When it comes to deciding on your print brochures the type and weight of paper can often be one of the last things you decide on. Getting your design right and filling it with content and images is often the first thing you will sort out.
Next up you may decide on the size of the brochure (A4, A5 or DL), how many pages it is to have (4, 8, 16, 32, etc…), how many hundred or thousand you need printed and what sort of budget you have to work with (if you hadn’t already decided on this at the start).
After all this is done, you might actually start to think of the printing of your brochure. Before you think of printing your brochure there are a number of things you need to consider:
• How will it be stitched together?
• What type of paper do you want to print on?
• What weight of paper do you want to use?
• Will you decide to coat the paper or leave it uncoated?
These are elements that can often be forgotten about but deciding on the paper you wish to print on is of huge importance when it comes to completing the printing of your brochure. The weight of the paper will be the main factor in determining the final weight of your brochure and this could impact on the delivery cost of your brochure if you have decided on doing a direct mail campaign. The thicker a sheet of paper is then the heavier it tends to be (unless it has been coated).
Deciding on the paper to use within your brochure will impact both on the cost and quality of your brochure and this is something you need to consider. The quality of the paper used to print your brochure will often provide the first impression for your customer. Before they even turn the cover page they may make a decision based on the perceived quality of your chosen paper. The lighter your paper is, the more likely it is to tear easily or get damaged when damp.
You also need to remember the colour of text and images when it comes to deciding on the paper for your print brochures. Bright colours and bold, heavy text have a tendency to be seen on two sides of a page, especially if the page is light, thin and poor quality.
You don’t want to go to the trouble of spending a lot of time and money in designing your brochure only to print it on really light, thin paper.
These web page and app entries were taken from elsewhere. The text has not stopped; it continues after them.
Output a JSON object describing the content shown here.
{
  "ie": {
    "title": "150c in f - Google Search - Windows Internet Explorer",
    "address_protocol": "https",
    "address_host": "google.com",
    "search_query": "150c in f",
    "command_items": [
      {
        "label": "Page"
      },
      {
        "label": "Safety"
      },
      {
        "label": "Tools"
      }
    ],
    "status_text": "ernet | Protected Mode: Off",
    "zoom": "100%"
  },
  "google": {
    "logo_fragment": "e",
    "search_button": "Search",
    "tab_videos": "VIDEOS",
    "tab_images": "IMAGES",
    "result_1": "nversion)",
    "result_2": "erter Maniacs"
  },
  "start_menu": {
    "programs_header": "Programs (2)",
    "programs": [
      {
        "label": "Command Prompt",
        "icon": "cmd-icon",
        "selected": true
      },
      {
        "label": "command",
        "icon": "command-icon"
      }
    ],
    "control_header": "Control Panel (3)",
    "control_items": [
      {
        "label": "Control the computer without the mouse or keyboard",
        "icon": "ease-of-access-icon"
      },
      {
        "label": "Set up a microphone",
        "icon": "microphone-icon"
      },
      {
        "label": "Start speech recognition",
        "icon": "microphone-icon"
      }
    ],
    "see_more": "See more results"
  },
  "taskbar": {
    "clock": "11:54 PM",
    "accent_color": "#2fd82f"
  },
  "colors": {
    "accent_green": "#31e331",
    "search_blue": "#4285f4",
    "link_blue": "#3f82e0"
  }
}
Deciding on the right paper weight for your brochure is important and it can also add some value to what it is you are offering if you opt for a nice coated finish.
Below is a guide to different paper weights for you to consider when printing. Paper weight is measured in grams per square metre or GSM as it is more commonly known. This allows you to understand the weight of paper. In general, the higher the GSM rating the heavier and thicker the paper will be.
• 80 – 100gsm: This is the general weight of standard office paper and would rarely be used in brochures.
• 130 – 170gsm: Heavier, more durable paper usually used for posters, leaflets, flyers and pages inside your brochure.
• 170 – 200gsm: This is the midway point between paper and card. It can be used for brochure covers and is great when used for more luxurious posters or quality double sided flyers.
• 200 – 250gsm: This paper weight is the starting point of heavier card (board) and can add a quality finish to a brochure if used as a cover.
• 300 – 400gsm: Anything over 300gsm falls into the board category and this is usually the weight at which business card’s start. Board can be used as a cover for brochures but it’s important to remember the stitching and folding implications of using heavy board as a cover.
• 400gsm and above: Some luxury business cards are printed on weights up to 1200gsm. Business cards would be considered thick and very good quality at above 400gsm.
When it comes to finalising the requirements of your next brochure, be sure to consider the weight of paper on the inside and also your cover requirements. If you want to provide a quality professional finish then opting for heavier paper is your best choice. If you are looking to get across the idea of discounts and value for money then you may decide to run with a lighter paper weight throughout the brochure.
Customers like to use their senses when deciding on purchases and the sense of touch can often influence their decision. Make sure when your customer lifts your brochure that they aren’t let down by the type and weight of paper that you decided to go with.
For that added bit of quality you may decide to laminate all your pages or just your cover page. Lamination can be matt or gloss. In some instances you may decide to go with a more luxurious paper to enhance your brochure. View our range of luxury papers that can help give your brochure incredible results.
For more information on the best paper type to use with your next brochure contact the Digital Printing team today.